• Uncategorized
  • 0




It had been wrinkled and awkward
for more than eight years
in the bottom of a chest.

Once in a while she would peek
down underneath the others just to
see if she remembered the
exact shade of blue.

Last week she pulled it out
to see if it would fit,
tried ironing out its shape,
but clumsily put fresh creases
here and there and then used
too much water.

She kept looking
for the round French collar,
dainty buttons,
and gorgeous pin tucks.
Thinking things, like
the waist didn’t used to look like this.
Then she saw the whole cloth—
that it had never been sewn together,
never even been cut out
in the first place.

Dear readers, this poem is still pretty new and I am looking for suggestions or feedback. If you feel so inclined, please leave comments. What are your impressions of the poem? What does it make you think of? How does it make you feel? Does it even make sense to you? Any kind of (constructive) feedback is welcome! Thanks.


I am a children's librarian. I have 2 kids. I have a professor for a husband. I obsess about writing and about making things.

You may also like...

No Responses

  1. Caroline says:

    Hey Brooke,
    I really like this one. To me, this is about looking at the past with rosy colored glasses. It is only when the woman deeply examines this object from her past that she realizes it wasn’t what she thought it was, that her mind had embellished and improved it falsely.

    At least that’s what I got from it after reading it a couple of times.
    Was this what you were going for, Brooke?

  2. Deborah says:

    I really liked the first 18 lines — because the “wrinkled and awkward” dress that’s hidden in the bottom of the chest feels like a part of her that’s buried, or a piece of her personality she’s longing to put on. Or a part that she feels she “should” play — but can’t quite wear with ease. Or aspects of each.

    It also reminds me of that outfit in my closet that reminds me of a piece of my past, that now longer fits me but that I can’t quite discard. When the “waist didn’t look like that,” I thought of both the unreliability of memory and the changing of the protagonist herself.

    I’m not quite sure what to do with the last four lines. I could pull out a metaphor for misjudging the dress, for recognizing it was an illusion . . . but I really liked the concrete imagery of the rest of the poem — the chest, the ironing, the French collar. It felt odd to have it disappate.

  3. jana says:


    I miss the italicized line from the earlier version (note: I read this poem at our writer’s group on Sunday).

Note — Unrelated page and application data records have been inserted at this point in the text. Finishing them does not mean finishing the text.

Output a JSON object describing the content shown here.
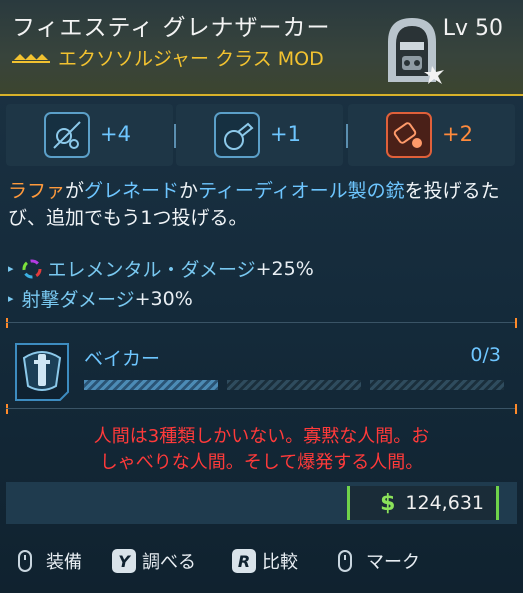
{
  "item": {
    "name": "フィエスティ グレナザーカー",
    "type_line": "エクソソルジャー クラス MOD",
    "level": "Lv 50"
  },
  "stats": [
    {
      "value": "+4",
      "color": "#6ec6ff",
      "icon": "grenade-skill-icon"
    },
    {
      "value": "+1",
      "color": "#6ec6ff",
      "icon": "grenade-launcher-icon"
    },
    {
      "value": "+2",
      "color": "#ff8a3c",
      "icon": "explosive-skill-icon"
    }
  ],
  "description": {
    "p1": "ラファ",
    "p2": "が",
    "p3": "グレネード",
    "p4": "か",
    "p5": "ティーディオール製の銃",
    "p6": "を投げるたび、追加でもう1つ投げる。"
  },
  "bonuses": [
    {
      "label": "エレメンタル・ダメージ",
      "value": "+25%"
    },
    {
      "label": "射撃ダメージ",
      "value": "+30%"
    }
  ],
  "skill": {
    "name": "ベイカー",
    "count": "0/3",
    "points": 0,
    "max": 3
  },
  "flavor": {
    "line1": "人間は3種類しかいない。寡黙な人間。お",
    "line2": "しゃべりな人間。そして爆発する人間。"
  },
  "price": {
    "symbol": "$",
    "amount": "124,631"
  },
  "controls": [
    {
      "key": "",
      "label": "装備",
      "kind": "mouse"
    },
    {
      "key": "Y",
      "label": "調べる",
      "kind": "key"
    },
    {
      "key": "R",
      "label": "比較",
      "kind": "key"
    },
    {
      "key": "",
      "label": "マーク",
      "kind": "mouse"
    }
  ]
}
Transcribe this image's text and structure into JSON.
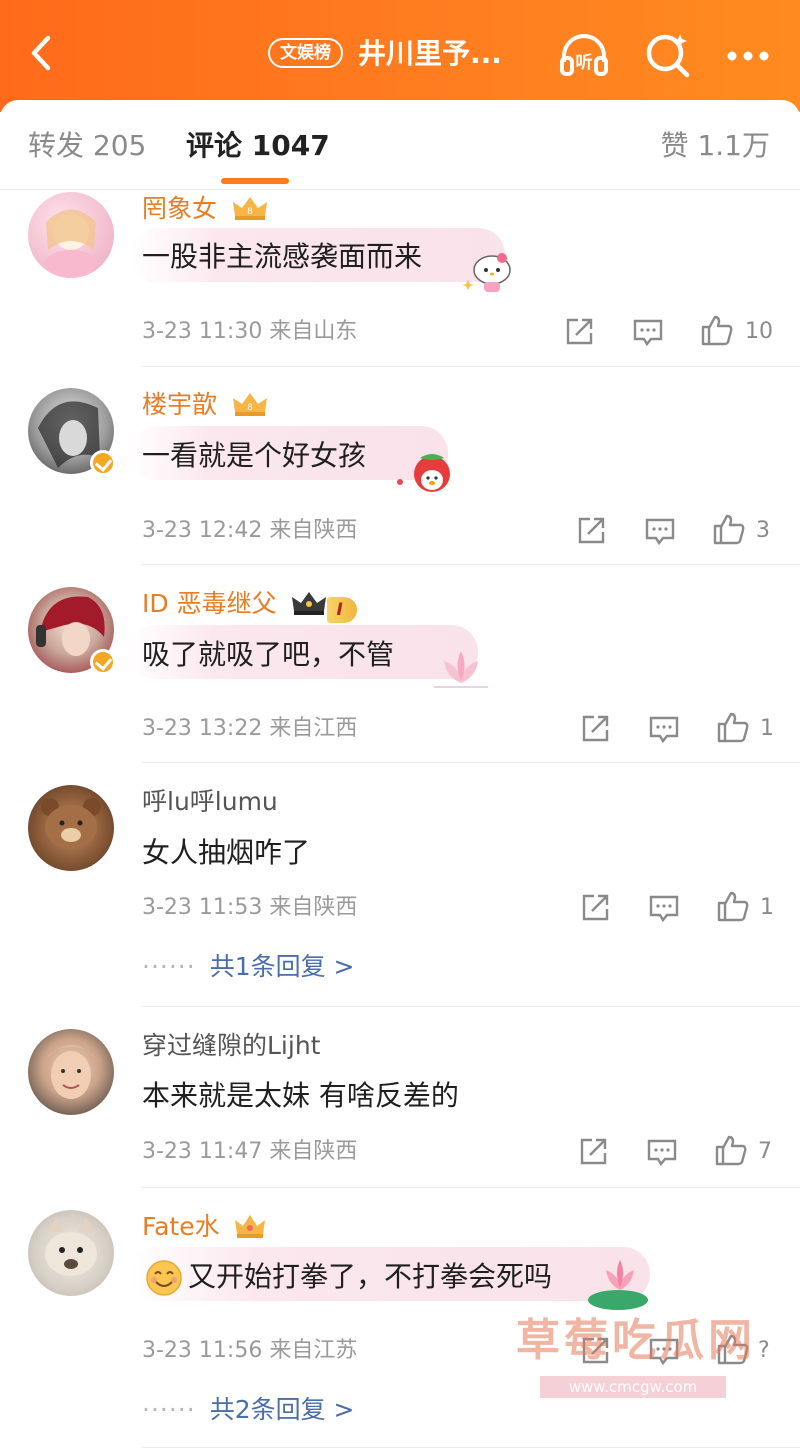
{
  "header": {
    "tag": "文娱榜",
    "title": "井川里予..."
  },
  "tabs": [
    {
      "label": "转发 205"
    },
    {
      "label": "评论 1047"
    },
    {
      "label": "赞 1.1万"
    }
  ],
  "comments": [
    {
      "user": "罔象女",
      "text": "一股非主流感袭面而来",
      "time": "3-23 11:30",
      "location": "来自山东",
      "likes": "10"
    },
    {
      "user": "楼宇歆",
      "text": "一看就是个好女孩",
      "time": "3-23 12:42",
      "location": "来自陕西",
      "likes": "3"
    },
    {
      "user": "ID 恶毒继父",
      "badge": "I",
      "text": "吸了就吸了吧，不管",
      "time": "3-23 13:22",
      "location": "来自江西",
      "likes": "1"
    },
    {
      "user": "呼lu呼lumu",
      "text": "女人抽烟咋了",
      "time": "3-23 11:53",
      "location": "来自陕西",
      "likes": "1",
      "replies": "共1条回复 >"
    },
    {
      "user": "穿过缝隙的Lijht",
      "text": "本来就是太妹  有啥反差的",
      "time": "3-23 11:47",
      "location": "来自陕西",
      "likes": "7"
    },
    {
      "user": "Fate水",
      "text": "又开始打拳了，不打拳会死吗",
      "time": "3-23 11:56",
      "location": "来自江苏",
      "likes": "?",
      "replies": "共2条回复 >"
    }
  ],
  "watermark": {
    "text": "草莓吃瓜网",
    "url": "www.cmcgw.com"
  },
  "colors": {
    "accent": "#ff7a1f",
    "vip_name": "#e87d24",
    "reply_link": "#4a6ea8",
    "meta": "#9a9a9a"
  },
  "icons": {
    "back": "chevron-left-icon",
    "listen": "headphones-icon",
    "search": "search-icon",
    "more": "more-icon",
    "share": "share-icon",
    "comment": "comment-icon",
    "like": "thumbs-up-icon"
  }
}
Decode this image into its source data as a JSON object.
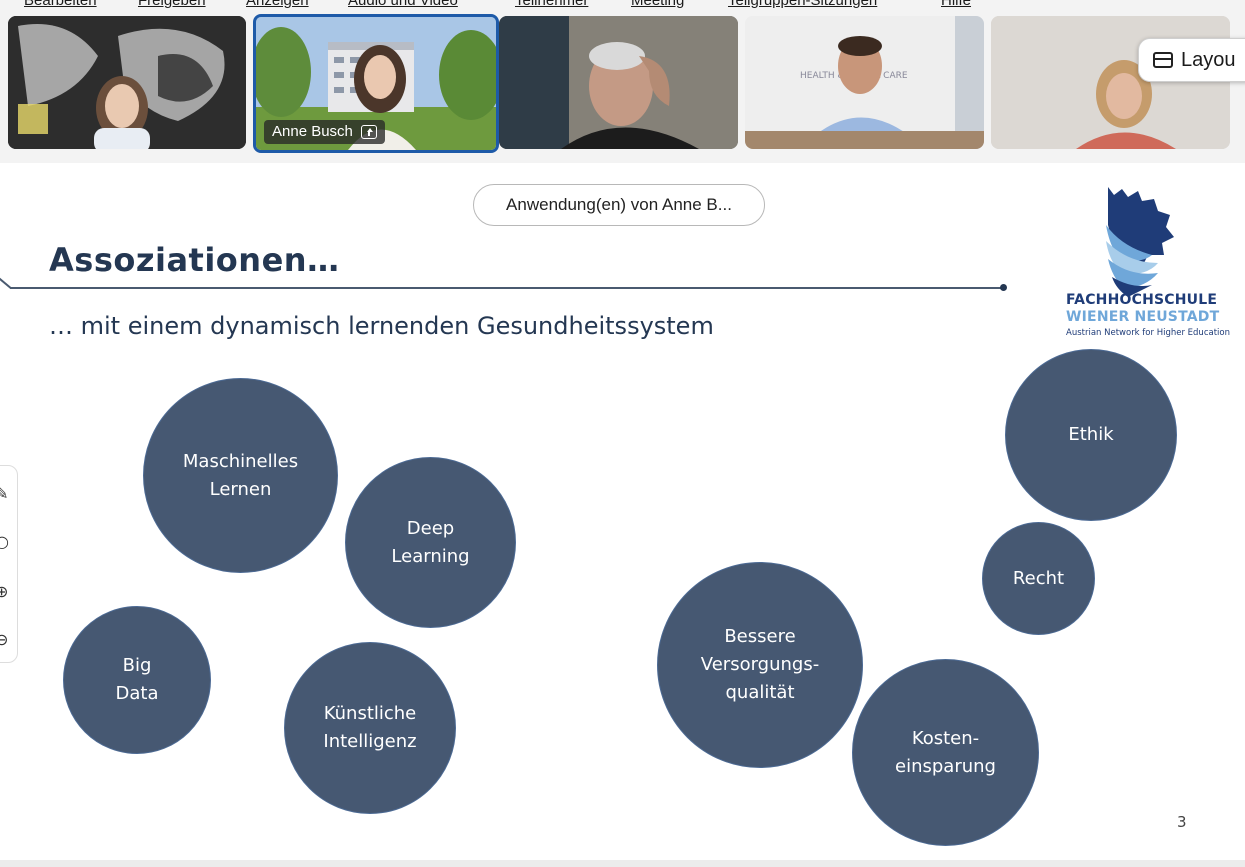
{
  "menu": {
    "items": [
      "Bearbeiten",
      "Freigeben",
      "Anzeigen",
      "Audio und Video",
      "Teilnehmer",
      "Meeting",
      "Teilgruppen-Sitzungen",
      "Hilfe"
    ]
  },
  "participants": [
    {
      "name": "",
      "active": false
    },
    {
      "name": "Anne Busch",
      "active": true
    },
    {
      "name": "",
      "active": false
    },
    {
      "name": "",
      "active": false
    },
    {
      "name": "",
      "active": false
    }
  ],
  "layout_button": {
    "label": "Layou"
  },
  "share_notice": "Anwendung(en) von Anne B...",
  "slide": {
    "title": "Assoziationen…",
    "subtitle": "… mit einem dynamisch lernenden Gesundheitssystem",
    "logo": {
      "line1": "FACHHOCHSCHULE",
      "line2": "WIENER NEUSTADT",
      "tagline": "Austrian Network for Higher Education"
    },
    "bubbles": [
      "Maschinelles\nLernen",
      "Deep\nLearning",
      "Big\nData",
      "Künstliche\nIntelligenz",
      "Bessere\nVersorgungs-\nqualität",
      "Kosten-\neinsparung",
      "Ethik",
      "Recht"
    ],
    "page_number": "3"
  },
  "colors": {
    "bubble_fill": "#465872",
    "title_navy": "#243752",
    "logo_blue": "#1f3c78",
    "logo_light_blue": "#6fa7d9",
    "active_border": "#1e5aa8"
  }
}
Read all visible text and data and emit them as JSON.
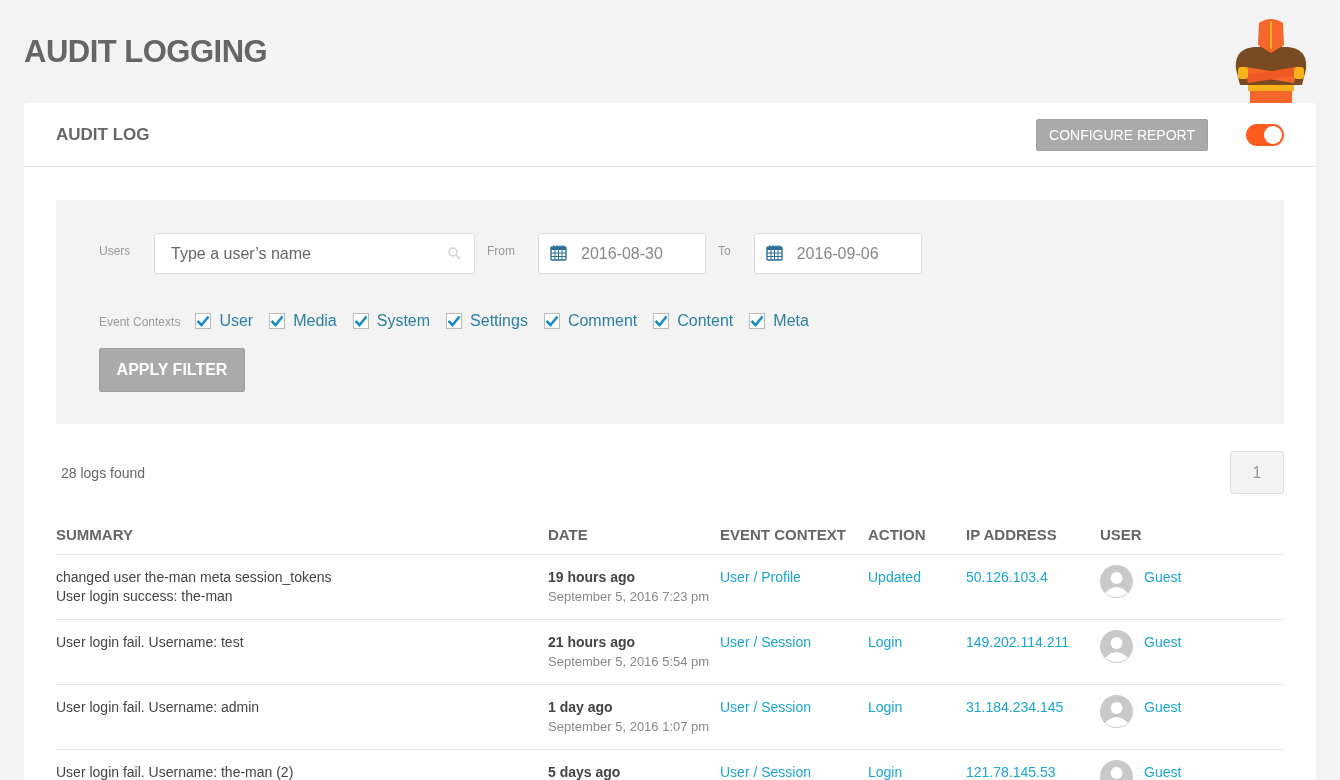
{
  "page_title": "AUDIT LOGGING",
  "card": {
    "title": "AUDIT LOG",
    "configure_button": "CONFIGURE REPORT",
    "toggle": {
      "on": true
    }
  },
  "filter": {
    "users_label": "Users",
    "users_field": {
      "placeholder": "Type a user’s name"
    },
    "from_label": "From",
    "from_field": {
      "value": "2016-08-30"
    },
    "to_label": "To",
    "to_field": {
      "value": "2016-09-06"
    },
    "contexts_label": "Event Contexts",
    "contexts": [
      {
        "label": "User",
        "checked": true
      },
      {
        "label": "Media",
        "checked": true
      },
      {
        "label": "System",
        "checked": true
      },
      {
        "label": "Settings",
        "checked": true
      },
      {
        "label": "Comment",
        "checked": true
      },
      {
        "label": "Content",
        "checked": true
      },
      {
        "label": "Meta",
        "checked": true
      }
    ],
    "apply_button": "APPLY FILTER"
  },
  "results": {
    "count": "28 logs found",
    "pages": [
      "1"
    ]
  },
  "table": {
    "columns": [
      "SUMMARY",
      "DATE",
      "EVENT CONTEXT",
      "ACTION",
      "IP ADDRESS",
      "USER"
    ],
    "rows": [
      {
        "summary": [
          "changed user the-man meta session_tokens",
          "User login success: the-man"
        ],
        "time_ago": "19 hours ago",
        "date": "September 5, 2016 7:23 pm",
        "context": "User / Profile",
        "action": "Updated",
        "ip": "50.126.103.4",
        "user": "Guest"
      },
      {
        "summary": [
          "User login fail. Username: test"
        ],
        "time_ago": "21 hours ago",
        "date": "September 5, 2016 5:54 pm",
        "context": "User / Session",
        "action": "Login",
        "ip": "149.202.114.211",
        "user": "Guest"
      },
      {
        "summary": [
          "User login fail. Username: admin"
        ],
        "time_ago": "1 day ago",
        "date": "September 5, 2016 1:07 pm",
        "context": "User / Session",
        "action": "Login",
        "ip": "31.184.234.145",
        "user": "Guest"
      },
      {
        "summary": [
          "User login fail. Username: the-man (2)"
        ],
        "time_ago": "5 days ago",
        "context": "User / Session",
        "action": "Login",
        "ip": "121.78.145.53",
        "user": "Guest"
      }
    ]
  }
}
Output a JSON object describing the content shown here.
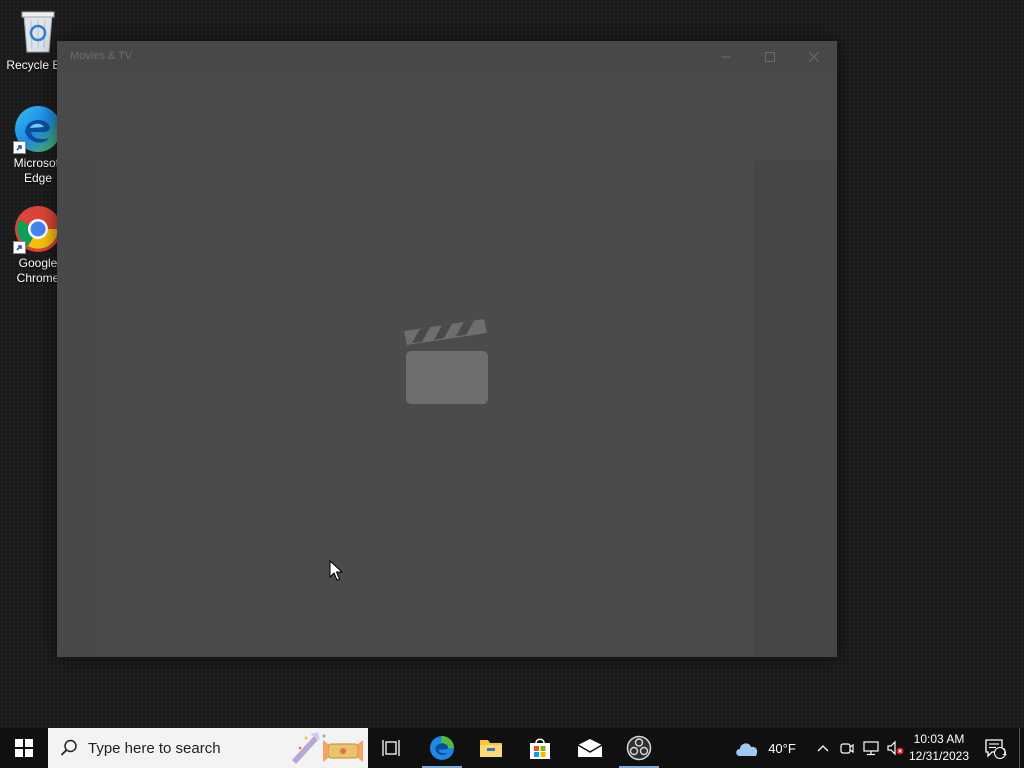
{
  "desktop": {
    "icons": [
      {
        "label": "Recycle Bin",
        "icon": "recycle-bin-icon"
      },
      {
        "label": "Microsoft Edge",
        "icon": "edge-icon"
      },
      {
        "label": "Google Chrome",
        "icon": "chrome-icon"
      }
    ]
  },
  "window": {
    "title": "Movies & TV",
    "controls": [
      "minimize",
      "maximize",
      "close"
    ],
    "splash_icon": "clapperboard-icon"
  },
  "taskbar": {
    "search_placeholder": "Type here to search",
    "pinned": [
      "task-view-icon",
      "edge-icon",
      "file-explorer-icon",
      "store-icon",
      "mail-icon",
      "obs-icon"
    ],
    "weather": "40°F",
    "time": "10:03 AM",
    "date": "12/31/2023",
    "notification_count": "1"
  },
  "colors": {
    "window_bg": "#484849",
    "taskbar_bg": "#101010",
    "accent": "#7aa9d8"
  }
}
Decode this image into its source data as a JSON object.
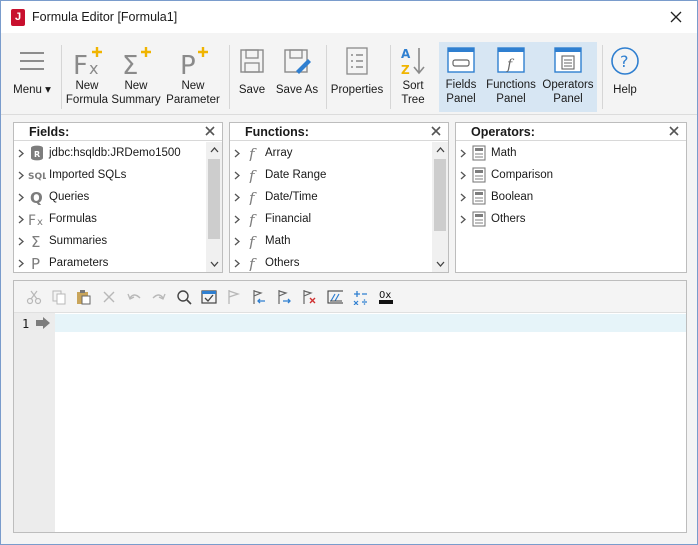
{
  "window": {
    "title": "Formula Editor [Formula1]",
    "app_icon": "J"
  },
  "toolbar": {
    "menu": "Menu",
    "new_formula": [
      "New",
      "Formula"
    ],
    "new_summary": [
      "New",
      "Summary"
    ],
    "new_parameter": [
      "New",
      "Parameter"
    ],
    "save": "Save",
    "save_as": "Save As",
    "properties": "Properties",
    "sort_tree": [
      "Sort",
      "Tree"
    ],
    "fields_panel": [
      "Fields",
      "Panel"
    ],
    "functions_panel": [
      "Functions",
      "Panel"
    ],
    "operators_panel": [
      "Operators",
      "Panel"
    ],
    "help": "Help"
  },
  "fields": {
    "title": "Fields:",
    "items": [
      {
        "label": "jdbc:hsqldb:JRDemo1500",
        "icon": "database-icon"
      },
      {
        "label": "Imported SQLs",
        "icon": "sql-icon"
      },
      {
        "label": "Queries",
        "icon": "query-icon"
      },
      {
        "label": "Formulas",
        "icon": "formula-icon"
      },
      {
        "label": "Summaries",
        "icon": "summary-icon"
      },
      {
        "label": "Parameters",
        "icon": "parameter-icon"
      }
    ]
  },
  "functions": {
    "title": "Functions:",
    "items": [
      {
        "label": "Array"
      },
      {
        "label": "Date Range"
      },
      {
        "label": "Date/Time"
      },
      {
        "label": "Financial"
      },
      {
        "label": "Math"
      },
      {
        "label": "Others"
      }
    ]
  },
  "operators": {
    "title": "Operators:",
    "items": [
      {
        "label": "Math"
      },
      {
        "label": "Comparison"
      },
      {
        "label": "Boolean"
      },
      {
        "label": "Others"
      }
    ]
  },
  "editor": {
    "line_number": "1",
    "hex_label": "0x"
  },
  "colors": {
    "accent": "#2f7fd0",
    "active_toggle": "#d7e6f3",
    "plus": "#f0b400"
  }
}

    I love this poem, for the way that it plays with memory–we all remember things in different ways from the reality. Memory is such a tricky thing. This poem evokes that for me. Plus it’s just beautifully written.

    On a personal note: I am looking forward to seeing what you make of the lovely blue fabric that you showed me on Tuesday. 🙂

  4. Brooke says:

    Thanks for your comments! Caroline, you are definitely on track. I was thinking about a relationship when I wrote it and about how the way our perceptions of memory change over the years–how we can “remember” something that never really happened.

    Deborah and Jana, you have given me more to think about when I revise. Jana, I’ll consider the italicized line once again. Something about it felt awkward, but I’ll revisit it.

  5. Deborah says:

    Now I’m curious — what’s the missing line?

  6. Brooke says:

    Instead of “Thinking things like…” it said:

    “I thought things, like
    the pleats didn’t used to look like this

    Another revision was changing it from first person to third. What do you think about those revisions?

  7. Andrea says:

    There’s a little looseness in it still, but I like it, and especially the end. To me it speaks of the fear of messing up, and how this fear keeps us from making what we dream of in our lives. It recalls (by contrast) of the beauty of practicing hard, getting good, and then (spectacularly) failing to make all-state orchestra in high school, and it mirrors the grimness of never having dared to try out for a play after the sixth grade, or fearing failure in marriage so much that I never dared even get close to marrying. 🙂 Beautiful poem – heart-twisting, but beautifully thought out.

Leave a Reply

This site uses Akismet to reduce spam. Learn how your comment data is processed.